Data about app and page elements
◇ ◇ ◇

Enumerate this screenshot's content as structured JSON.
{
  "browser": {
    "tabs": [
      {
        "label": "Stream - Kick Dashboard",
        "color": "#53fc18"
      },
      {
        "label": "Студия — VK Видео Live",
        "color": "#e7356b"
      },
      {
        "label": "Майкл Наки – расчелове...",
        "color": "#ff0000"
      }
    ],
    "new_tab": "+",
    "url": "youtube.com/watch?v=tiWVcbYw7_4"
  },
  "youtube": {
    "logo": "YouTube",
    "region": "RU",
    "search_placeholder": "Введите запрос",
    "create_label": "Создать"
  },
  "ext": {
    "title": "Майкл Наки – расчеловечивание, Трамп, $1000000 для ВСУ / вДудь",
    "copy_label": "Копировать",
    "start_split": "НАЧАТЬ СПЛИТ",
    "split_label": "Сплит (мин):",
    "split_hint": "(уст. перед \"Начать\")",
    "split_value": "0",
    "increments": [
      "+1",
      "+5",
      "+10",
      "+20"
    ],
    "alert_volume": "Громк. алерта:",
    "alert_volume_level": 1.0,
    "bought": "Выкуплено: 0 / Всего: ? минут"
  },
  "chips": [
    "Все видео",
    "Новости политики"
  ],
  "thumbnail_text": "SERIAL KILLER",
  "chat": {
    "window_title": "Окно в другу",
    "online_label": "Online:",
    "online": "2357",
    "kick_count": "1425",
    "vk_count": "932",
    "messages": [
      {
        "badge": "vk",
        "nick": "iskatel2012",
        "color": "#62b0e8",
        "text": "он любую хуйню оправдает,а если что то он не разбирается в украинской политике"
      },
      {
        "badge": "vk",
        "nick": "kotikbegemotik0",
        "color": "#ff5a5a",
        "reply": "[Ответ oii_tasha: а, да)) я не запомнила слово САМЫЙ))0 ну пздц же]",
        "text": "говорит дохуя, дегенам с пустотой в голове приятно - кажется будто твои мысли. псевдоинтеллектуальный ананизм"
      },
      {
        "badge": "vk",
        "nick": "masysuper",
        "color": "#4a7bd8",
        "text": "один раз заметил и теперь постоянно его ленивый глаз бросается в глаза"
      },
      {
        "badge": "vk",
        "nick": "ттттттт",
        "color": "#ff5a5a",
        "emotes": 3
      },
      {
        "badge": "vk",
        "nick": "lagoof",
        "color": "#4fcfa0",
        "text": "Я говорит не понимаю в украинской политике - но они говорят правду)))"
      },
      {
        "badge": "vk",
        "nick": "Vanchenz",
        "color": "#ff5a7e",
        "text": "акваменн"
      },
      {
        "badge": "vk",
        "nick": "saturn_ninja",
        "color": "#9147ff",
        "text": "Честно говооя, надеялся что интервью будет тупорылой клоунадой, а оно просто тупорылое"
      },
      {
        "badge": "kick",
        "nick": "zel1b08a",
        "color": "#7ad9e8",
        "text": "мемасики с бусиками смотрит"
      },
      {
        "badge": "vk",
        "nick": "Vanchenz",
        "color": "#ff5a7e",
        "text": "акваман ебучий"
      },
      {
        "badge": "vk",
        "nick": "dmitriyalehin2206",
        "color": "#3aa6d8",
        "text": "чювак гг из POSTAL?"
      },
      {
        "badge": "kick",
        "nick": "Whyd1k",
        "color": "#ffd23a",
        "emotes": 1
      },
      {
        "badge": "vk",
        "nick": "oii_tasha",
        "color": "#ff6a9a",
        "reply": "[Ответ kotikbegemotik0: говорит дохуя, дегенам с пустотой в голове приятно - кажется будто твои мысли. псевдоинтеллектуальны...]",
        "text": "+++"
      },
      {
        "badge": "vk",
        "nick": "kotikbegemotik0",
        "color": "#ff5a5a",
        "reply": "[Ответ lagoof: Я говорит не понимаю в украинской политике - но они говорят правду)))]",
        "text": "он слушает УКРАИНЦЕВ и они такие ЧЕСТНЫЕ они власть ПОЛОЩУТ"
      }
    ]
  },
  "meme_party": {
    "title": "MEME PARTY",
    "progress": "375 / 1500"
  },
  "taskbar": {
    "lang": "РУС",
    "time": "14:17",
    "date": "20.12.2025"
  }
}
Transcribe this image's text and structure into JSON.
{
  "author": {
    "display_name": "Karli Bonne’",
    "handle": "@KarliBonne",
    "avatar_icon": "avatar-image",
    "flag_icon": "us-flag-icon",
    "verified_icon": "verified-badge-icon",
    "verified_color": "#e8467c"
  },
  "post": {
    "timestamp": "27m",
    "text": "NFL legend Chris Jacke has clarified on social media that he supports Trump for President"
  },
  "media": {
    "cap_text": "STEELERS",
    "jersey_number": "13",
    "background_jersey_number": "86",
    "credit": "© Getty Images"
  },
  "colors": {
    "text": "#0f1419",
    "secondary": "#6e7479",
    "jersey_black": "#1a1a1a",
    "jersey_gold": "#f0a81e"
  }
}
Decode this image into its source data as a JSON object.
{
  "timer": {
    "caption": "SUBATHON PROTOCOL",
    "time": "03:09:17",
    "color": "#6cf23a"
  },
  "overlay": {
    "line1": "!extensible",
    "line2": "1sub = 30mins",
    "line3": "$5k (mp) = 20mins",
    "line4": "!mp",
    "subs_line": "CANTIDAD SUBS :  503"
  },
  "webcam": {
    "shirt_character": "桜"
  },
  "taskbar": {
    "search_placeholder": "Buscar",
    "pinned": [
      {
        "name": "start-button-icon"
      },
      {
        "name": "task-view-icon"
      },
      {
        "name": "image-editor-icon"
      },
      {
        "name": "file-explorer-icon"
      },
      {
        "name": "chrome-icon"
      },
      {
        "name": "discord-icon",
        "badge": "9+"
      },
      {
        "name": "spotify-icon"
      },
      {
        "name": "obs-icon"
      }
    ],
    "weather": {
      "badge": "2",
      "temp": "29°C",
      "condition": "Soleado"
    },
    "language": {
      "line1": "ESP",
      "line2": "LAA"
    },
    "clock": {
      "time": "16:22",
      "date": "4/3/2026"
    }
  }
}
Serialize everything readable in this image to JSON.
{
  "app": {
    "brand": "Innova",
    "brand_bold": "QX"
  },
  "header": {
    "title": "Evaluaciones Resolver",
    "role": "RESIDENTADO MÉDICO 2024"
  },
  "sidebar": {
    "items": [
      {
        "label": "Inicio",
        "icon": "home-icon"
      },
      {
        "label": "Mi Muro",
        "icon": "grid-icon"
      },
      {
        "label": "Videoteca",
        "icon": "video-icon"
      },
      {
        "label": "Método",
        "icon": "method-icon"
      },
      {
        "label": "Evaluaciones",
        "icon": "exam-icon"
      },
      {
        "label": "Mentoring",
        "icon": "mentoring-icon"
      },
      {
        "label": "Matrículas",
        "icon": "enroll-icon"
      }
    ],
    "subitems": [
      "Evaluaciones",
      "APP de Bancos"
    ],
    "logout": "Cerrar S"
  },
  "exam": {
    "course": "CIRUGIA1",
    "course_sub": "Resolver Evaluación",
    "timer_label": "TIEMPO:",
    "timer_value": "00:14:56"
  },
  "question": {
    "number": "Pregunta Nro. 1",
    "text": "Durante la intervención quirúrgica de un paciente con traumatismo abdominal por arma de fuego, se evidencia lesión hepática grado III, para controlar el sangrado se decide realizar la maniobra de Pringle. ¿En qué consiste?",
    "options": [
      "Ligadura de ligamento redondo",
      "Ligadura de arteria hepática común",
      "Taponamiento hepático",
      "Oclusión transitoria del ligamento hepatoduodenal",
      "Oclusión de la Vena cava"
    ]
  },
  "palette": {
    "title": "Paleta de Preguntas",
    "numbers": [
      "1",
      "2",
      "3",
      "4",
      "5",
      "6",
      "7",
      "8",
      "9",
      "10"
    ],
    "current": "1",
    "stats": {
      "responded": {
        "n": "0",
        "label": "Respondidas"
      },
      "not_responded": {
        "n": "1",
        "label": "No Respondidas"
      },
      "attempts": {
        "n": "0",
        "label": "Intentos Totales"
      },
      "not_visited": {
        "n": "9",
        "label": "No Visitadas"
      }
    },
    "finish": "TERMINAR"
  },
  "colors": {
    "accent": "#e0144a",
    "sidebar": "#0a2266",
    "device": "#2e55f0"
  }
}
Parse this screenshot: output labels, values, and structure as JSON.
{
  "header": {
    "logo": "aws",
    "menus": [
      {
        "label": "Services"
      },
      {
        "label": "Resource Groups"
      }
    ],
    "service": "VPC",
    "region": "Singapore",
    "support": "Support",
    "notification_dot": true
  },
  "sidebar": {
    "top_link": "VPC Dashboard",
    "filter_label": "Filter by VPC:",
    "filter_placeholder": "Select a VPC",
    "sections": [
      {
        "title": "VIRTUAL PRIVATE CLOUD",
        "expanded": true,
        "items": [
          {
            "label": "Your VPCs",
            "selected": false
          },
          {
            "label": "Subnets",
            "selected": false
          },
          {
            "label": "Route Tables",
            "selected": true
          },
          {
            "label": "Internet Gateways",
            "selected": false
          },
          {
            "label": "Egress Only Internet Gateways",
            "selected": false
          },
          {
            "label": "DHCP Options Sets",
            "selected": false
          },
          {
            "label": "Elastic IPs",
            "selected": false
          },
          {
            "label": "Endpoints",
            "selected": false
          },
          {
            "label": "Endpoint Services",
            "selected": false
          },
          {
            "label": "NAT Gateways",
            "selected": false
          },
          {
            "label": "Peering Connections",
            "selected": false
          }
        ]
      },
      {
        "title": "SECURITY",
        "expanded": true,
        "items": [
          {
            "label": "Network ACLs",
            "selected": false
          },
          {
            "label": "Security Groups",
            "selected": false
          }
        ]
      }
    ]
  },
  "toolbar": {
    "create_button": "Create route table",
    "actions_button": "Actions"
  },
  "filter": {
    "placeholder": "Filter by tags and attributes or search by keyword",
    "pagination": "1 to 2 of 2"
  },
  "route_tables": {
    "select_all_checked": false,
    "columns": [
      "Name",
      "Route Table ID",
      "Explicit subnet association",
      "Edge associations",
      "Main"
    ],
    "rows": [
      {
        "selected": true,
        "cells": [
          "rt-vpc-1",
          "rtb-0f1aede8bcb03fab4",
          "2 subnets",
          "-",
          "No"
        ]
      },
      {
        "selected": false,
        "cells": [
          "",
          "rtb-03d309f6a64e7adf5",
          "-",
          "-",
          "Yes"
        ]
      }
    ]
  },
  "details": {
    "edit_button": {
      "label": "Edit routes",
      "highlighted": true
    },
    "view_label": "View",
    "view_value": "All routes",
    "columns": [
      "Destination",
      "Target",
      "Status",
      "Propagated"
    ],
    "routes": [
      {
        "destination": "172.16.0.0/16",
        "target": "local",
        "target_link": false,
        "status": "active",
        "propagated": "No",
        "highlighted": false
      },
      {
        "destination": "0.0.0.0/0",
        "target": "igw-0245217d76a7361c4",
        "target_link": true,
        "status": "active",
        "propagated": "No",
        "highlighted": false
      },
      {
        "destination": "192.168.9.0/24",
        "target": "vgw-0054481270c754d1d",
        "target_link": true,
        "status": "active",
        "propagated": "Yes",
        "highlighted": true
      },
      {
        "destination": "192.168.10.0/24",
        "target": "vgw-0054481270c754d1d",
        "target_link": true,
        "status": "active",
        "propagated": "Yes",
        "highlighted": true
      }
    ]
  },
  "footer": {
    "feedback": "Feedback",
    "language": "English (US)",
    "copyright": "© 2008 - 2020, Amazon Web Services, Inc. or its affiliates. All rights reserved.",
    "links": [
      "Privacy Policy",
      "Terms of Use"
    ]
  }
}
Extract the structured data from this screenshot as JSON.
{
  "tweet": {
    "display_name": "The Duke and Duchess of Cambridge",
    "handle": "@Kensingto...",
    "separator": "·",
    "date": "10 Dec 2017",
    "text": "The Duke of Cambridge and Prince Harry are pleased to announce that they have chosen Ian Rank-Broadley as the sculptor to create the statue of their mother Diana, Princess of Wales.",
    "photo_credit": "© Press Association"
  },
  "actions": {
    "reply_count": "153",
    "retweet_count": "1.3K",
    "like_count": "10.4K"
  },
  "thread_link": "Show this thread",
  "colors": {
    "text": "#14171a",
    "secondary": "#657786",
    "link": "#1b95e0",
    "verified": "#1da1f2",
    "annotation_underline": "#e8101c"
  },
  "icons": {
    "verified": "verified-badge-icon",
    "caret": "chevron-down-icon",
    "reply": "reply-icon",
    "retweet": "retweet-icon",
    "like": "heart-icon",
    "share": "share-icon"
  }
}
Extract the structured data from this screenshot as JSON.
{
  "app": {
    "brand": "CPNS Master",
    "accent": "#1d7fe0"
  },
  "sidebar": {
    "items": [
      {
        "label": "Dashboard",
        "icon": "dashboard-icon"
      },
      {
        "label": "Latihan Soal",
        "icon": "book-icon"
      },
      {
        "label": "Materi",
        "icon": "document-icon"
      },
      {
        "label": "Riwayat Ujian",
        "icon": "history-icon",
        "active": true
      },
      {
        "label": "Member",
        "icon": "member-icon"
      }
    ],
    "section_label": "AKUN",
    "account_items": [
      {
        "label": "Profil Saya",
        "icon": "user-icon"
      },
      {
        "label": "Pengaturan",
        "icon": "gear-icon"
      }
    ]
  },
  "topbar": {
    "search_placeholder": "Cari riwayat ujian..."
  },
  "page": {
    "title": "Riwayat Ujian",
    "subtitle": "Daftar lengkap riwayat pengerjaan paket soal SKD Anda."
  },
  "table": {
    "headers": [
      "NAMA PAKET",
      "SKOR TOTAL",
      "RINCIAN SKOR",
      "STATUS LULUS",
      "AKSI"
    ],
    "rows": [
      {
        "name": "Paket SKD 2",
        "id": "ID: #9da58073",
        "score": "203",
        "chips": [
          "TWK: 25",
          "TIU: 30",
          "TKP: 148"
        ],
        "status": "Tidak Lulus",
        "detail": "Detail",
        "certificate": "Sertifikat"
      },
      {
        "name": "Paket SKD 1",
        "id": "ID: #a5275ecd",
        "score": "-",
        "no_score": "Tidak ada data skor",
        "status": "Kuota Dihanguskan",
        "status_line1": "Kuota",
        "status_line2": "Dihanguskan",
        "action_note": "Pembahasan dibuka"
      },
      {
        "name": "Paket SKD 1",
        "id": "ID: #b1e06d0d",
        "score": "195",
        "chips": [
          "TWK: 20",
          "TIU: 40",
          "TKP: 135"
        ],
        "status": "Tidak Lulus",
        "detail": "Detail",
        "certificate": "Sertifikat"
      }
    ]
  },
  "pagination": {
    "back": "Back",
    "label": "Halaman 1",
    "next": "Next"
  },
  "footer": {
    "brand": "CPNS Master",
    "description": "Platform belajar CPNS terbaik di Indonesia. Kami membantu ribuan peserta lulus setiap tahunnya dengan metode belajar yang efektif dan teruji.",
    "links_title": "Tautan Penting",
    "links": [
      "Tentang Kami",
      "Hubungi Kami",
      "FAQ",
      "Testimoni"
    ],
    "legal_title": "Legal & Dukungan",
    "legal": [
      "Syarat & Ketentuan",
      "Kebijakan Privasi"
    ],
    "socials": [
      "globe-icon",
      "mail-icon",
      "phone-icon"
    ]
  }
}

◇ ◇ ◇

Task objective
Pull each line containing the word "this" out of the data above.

Your response
Enumerate this screenshot's content as structured JSON.
Transcribe this image's text and structure into JSON.
Decode this image into its source data as a JSON object.
Serialize everything readable in this image to JSON.
Parse this screenshot: output labels, values, and structure as JSON.
Extract the structured data from this screenshot as JSON.
  "thread_link": "Show this thread",
Extract the structured data from this screenshot as JSON.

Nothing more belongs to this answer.